That said, the impetus behind the project remains similar. Here we have a strong collection of wonky earworms, set to psychedelic soundscapes in the vein of groups such as MGMT. Ultimately, it tends to lean towards abstraction rather than immediate gratification, with a number of its songs stretching beyond the five-minute mark thanks to extended instrumental interludes and outros, but thanks to the vulnerability conveyed by Powers’ trembling (if divisive) voice, Wondrous Bughouse rarely seems too self-absorbed to be rendered inaccessible.
After two-and-a-half minutes of humid synth burbles, the album bursts into majestic life with the achingly beautiful Mute. Coming off like Mercury Rev spliced with Arcade Fire (and a touch of ’80s film grandeur), Powers constructs a celestial tower of sound, layering the components atop one another like a precariously-tiered cake, until the whole thing disappears from view. A driving rhythm propels swelling synths and clanking effects forwards, threatening to drown out Powers’ delicate vocals before he rises with a triumphant crescendo several minutes in.
There are equally dazzling moments of transcendence to be found in the bughouse: a syrup-thick bassline nudges the languorous plod of The Bath into action, allowing it to flower into a poignant climax of piano notes, while elsewhere, Pelican Man recalls the nonsensical strut of I Am The Walrus with a circular, Beatles-y stomp. Raspberry Cane, meanwhile, is as delicious as its title suggests: a wide-eyed, warm march of which The Flaming Lips would be proud.

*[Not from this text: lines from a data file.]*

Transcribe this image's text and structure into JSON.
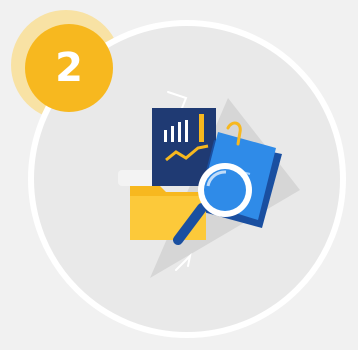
{
  "step": {
    "number": "2"
  },
  "illustration": {
    "icon": "document-analysis-magnifier-icon"
  },
  "colors": {
    "background": "#f1f1f1",
    "ring": "#ffffff",
    "ring_fill": "#e9e9e9",
    "badge": "#f7b81f",
    "badge_halo": "#f8e2a4",
    "navy": "#1f3a73",
    "blue": "#1e88e5",
    "folder_yellow": "#f7b81f",
    "backdrop_gray": "#d6d6d6"
  }
}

Yet amid all the sonic sparkle, there is something dark at the core of all these colourful arrangements: a suppressed sense of melancholy which is glimpsed at during the moments in which Powers tries his hardest to quell them. “You’ll never die / You’ll never die / You’ll never die” he croaks at the heart of Dropla, the album’s glittering centrepiece. As keyboards drip and Christmas bells rustle in the distance, Powers seems to be singing from a hospital bed, hallucinating about maids in scrubs and an “angel of state” ready to seize an ill-gotten inheritance.

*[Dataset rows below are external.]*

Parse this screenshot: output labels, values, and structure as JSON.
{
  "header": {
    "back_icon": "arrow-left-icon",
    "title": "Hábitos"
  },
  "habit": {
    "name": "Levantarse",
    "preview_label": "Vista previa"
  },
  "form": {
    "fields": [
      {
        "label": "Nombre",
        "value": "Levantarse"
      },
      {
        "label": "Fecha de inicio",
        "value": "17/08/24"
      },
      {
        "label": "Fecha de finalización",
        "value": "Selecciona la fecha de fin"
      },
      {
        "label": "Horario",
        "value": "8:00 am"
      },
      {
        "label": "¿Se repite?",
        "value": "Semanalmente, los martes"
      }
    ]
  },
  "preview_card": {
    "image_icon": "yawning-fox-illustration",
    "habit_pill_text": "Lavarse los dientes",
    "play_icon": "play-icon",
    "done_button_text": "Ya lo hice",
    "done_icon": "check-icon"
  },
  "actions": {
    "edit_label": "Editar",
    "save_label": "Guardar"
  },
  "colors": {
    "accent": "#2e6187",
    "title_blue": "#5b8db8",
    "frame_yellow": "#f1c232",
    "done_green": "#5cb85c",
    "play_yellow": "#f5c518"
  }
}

It’s not quite cynicism, but there are definitely shadows encroaching upon this – supposedly utopian – territory. Attic Doctor is a dizzy merry-go-round which sounds like queue music for a surrealist theme park ride (think Chessington’s Bubbleworks as you tune in), bequeathed a creepy undertone thanks to lyrics like “the doctor puts on a face to tell her she couldn’t have babies”. Consequently, the overriding tone of the album is hard to pinpoint, with Powers’ musings flipping from the joyous to the unpleasant to the absurd, sometimes within the parameters of a single song. Although this makes the record a tough one to love at first, it offers much in the way of rewards upon repeat listens.

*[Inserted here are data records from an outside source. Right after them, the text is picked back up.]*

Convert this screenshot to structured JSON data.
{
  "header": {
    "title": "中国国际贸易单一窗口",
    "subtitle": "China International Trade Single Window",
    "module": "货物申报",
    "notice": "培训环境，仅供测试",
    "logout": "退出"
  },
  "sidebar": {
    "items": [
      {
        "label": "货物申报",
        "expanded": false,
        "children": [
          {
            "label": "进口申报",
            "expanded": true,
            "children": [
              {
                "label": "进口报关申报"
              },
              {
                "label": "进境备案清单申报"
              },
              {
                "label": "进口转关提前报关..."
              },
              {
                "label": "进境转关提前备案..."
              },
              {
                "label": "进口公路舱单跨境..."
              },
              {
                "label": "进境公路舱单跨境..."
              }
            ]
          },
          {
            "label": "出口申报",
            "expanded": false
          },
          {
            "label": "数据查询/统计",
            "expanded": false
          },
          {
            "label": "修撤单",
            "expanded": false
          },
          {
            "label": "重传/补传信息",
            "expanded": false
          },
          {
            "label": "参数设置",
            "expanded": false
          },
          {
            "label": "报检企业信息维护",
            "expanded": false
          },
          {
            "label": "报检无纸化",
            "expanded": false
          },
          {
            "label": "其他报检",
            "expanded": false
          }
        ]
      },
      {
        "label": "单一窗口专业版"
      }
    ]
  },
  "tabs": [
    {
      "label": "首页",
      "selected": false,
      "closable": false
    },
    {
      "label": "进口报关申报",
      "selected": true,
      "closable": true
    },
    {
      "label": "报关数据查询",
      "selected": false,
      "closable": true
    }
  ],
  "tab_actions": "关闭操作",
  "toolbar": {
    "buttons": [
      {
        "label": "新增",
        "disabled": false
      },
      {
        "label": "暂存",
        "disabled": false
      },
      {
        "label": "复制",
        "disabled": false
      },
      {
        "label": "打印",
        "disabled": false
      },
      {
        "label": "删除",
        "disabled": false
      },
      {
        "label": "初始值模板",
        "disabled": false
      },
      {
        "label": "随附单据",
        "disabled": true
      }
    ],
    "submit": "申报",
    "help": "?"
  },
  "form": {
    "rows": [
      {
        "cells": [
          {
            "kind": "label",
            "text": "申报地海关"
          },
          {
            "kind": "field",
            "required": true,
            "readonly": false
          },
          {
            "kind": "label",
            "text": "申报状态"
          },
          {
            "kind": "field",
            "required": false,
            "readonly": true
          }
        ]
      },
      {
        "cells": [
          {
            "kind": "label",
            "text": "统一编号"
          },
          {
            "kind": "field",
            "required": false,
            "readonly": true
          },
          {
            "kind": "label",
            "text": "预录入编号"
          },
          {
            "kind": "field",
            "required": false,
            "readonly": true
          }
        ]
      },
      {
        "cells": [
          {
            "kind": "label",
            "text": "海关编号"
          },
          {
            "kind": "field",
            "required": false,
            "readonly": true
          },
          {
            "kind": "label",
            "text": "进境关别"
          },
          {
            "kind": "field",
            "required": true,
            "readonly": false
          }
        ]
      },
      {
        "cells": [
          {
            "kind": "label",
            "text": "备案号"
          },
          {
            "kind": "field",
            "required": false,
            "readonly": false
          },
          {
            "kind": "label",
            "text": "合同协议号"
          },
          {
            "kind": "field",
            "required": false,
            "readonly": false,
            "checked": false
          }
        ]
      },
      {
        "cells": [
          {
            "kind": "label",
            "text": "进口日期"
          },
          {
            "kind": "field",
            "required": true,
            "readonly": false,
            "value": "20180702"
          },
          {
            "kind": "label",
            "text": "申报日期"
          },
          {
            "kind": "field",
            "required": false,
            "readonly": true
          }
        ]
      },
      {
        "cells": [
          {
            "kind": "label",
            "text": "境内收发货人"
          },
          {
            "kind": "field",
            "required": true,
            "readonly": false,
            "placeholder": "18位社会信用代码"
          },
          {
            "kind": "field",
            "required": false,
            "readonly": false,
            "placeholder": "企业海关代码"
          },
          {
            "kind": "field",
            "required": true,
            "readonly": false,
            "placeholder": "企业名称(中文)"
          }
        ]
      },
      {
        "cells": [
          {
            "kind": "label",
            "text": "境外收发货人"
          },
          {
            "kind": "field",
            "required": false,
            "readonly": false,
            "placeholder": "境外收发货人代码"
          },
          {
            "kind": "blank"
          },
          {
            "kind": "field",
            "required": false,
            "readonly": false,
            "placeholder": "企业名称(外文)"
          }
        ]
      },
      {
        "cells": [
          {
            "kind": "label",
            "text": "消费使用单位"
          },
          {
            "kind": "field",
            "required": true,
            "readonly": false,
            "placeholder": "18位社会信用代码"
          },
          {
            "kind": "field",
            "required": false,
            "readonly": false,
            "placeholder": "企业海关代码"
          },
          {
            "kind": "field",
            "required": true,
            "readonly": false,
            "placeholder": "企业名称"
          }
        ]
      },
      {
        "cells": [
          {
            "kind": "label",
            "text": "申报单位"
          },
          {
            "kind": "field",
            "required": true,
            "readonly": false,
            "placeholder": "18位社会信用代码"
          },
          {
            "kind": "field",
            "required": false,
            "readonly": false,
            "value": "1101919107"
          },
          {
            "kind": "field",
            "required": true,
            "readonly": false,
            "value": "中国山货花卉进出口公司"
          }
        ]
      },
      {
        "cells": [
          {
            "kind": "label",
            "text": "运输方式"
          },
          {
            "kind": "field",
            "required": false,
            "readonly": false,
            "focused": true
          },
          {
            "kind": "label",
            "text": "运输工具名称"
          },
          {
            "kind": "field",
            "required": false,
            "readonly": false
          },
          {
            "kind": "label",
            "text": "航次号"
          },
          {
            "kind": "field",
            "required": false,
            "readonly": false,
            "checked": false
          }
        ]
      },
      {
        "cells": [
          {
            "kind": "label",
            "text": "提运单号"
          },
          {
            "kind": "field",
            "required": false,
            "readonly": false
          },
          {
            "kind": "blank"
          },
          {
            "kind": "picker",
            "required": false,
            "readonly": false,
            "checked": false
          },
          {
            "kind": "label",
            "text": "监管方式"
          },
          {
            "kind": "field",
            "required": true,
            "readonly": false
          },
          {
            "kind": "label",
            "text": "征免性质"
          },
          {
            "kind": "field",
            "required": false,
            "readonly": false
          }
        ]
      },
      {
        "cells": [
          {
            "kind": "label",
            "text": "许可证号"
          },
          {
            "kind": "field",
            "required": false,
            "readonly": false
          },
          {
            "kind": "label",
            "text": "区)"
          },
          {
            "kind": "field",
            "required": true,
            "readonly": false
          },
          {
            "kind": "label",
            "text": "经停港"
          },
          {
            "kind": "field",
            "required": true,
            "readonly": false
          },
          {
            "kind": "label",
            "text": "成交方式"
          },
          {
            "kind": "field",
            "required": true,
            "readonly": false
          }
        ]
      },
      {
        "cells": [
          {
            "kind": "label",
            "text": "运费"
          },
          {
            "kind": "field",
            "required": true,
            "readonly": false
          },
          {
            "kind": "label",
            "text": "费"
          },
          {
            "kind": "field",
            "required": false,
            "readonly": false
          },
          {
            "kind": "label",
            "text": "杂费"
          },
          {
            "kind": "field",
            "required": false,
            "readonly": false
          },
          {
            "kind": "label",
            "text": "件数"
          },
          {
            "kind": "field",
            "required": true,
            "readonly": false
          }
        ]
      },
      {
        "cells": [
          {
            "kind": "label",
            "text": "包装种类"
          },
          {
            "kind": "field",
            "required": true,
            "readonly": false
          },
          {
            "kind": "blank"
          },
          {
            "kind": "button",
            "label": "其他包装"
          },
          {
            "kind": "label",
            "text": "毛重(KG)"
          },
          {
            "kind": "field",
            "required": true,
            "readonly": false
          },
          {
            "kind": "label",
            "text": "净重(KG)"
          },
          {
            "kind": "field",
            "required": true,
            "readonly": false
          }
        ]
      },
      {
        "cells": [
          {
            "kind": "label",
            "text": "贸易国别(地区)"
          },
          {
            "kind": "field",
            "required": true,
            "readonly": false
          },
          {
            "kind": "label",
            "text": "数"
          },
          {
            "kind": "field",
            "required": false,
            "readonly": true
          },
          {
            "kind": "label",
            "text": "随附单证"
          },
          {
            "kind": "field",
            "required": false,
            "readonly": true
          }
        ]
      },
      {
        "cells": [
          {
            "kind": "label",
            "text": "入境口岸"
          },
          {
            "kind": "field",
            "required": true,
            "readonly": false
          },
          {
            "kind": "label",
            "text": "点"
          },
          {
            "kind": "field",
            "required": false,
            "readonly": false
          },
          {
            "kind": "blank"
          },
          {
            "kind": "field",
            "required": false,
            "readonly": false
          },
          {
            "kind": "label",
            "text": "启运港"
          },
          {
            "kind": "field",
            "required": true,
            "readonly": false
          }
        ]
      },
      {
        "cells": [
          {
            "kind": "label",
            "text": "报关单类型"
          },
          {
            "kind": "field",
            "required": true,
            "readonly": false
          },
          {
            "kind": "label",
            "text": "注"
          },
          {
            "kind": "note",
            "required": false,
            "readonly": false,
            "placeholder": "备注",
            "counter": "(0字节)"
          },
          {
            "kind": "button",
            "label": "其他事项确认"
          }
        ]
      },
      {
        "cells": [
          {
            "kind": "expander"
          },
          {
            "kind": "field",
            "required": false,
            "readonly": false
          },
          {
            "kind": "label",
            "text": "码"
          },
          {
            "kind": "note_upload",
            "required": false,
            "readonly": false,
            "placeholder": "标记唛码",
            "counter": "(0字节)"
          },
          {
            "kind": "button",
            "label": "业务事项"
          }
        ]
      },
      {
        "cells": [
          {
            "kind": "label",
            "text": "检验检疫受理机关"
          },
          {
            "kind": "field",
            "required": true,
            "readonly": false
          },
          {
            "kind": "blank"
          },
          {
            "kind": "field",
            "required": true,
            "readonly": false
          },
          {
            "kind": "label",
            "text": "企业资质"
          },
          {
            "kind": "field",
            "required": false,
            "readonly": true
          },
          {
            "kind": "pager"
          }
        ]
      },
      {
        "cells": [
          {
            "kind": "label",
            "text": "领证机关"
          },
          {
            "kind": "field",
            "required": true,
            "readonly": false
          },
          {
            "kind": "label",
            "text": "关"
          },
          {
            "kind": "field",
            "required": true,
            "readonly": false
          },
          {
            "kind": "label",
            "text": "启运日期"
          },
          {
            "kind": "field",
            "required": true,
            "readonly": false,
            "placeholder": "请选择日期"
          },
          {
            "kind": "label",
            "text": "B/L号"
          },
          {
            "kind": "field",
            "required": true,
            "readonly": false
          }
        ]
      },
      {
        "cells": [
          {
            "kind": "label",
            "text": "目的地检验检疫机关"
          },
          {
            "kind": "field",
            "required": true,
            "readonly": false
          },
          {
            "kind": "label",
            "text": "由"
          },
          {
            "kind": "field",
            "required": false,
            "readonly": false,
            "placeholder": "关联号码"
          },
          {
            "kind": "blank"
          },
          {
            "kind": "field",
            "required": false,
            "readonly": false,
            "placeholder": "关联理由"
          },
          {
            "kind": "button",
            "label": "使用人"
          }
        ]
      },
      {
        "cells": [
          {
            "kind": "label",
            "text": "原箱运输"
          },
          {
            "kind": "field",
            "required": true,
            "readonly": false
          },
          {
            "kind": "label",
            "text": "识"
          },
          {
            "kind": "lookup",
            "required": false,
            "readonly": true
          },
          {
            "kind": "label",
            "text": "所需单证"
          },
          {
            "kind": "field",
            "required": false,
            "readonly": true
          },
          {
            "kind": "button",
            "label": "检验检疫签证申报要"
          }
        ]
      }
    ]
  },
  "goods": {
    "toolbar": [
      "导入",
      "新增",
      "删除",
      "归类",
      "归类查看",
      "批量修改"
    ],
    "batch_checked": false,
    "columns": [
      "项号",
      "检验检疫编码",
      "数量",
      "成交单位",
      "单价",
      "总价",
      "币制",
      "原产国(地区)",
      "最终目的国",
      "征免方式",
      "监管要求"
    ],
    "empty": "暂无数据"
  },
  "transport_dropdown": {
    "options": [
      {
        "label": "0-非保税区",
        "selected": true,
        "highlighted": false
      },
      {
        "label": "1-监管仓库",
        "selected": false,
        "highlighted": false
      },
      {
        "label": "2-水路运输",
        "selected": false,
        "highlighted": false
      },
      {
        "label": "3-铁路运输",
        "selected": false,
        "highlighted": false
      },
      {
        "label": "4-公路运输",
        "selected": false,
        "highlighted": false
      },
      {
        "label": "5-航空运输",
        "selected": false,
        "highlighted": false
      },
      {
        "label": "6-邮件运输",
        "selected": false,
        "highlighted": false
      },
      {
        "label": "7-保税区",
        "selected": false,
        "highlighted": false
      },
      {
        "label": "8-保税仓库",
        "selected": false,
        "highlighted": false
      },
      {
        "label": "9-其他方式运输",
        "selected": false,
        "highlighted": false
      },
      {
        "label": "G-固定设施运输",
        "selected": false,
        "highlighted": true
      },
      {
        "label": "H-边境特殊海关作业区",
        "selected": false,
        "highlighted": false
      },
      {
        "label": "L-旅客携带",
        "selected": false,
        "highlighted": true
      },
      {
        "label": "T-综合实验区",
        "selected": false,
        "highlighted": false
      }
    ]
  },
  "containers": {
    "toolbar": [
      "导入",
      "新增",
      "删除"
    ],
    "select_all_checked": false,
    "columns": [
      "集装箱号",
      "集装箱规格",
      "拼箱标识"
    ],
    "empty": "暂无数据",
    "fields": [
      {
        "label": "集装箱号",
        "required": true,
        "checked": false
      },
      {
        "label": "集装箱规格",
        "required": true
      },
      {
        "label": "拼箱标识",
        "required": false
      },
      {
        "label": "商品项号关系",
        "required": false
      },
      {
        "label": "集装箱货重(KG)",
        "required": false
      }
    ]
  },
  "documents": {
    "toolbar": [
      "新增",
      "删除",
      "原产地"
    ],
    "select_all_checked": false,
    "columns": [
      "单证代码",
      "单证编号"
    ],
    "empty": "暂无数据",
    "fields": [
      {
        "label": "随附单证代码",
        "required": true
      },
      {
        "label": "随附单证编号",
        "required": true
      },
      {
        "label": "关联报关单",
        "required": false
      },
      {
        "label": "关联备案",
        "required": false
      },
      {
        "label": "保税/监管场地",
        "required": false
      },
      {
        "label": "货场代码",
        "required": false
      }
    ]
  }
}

Taken in its warped, wacky entirety, Wondrous Bughouse is a dizzying, enveloping listen, masking its dark heart with bright textures and sugary melodies. It does run the risk of becoming cloying, with no real release from its heavily-scented grip until the closing moments of Daisyphobia, but fuelled by such a wild sense of imagination, it’s hard to resist falling under its spell. A truly strange and striking collage of psych-pop noise.
“Living in a 3D world / Where the clock is in control…”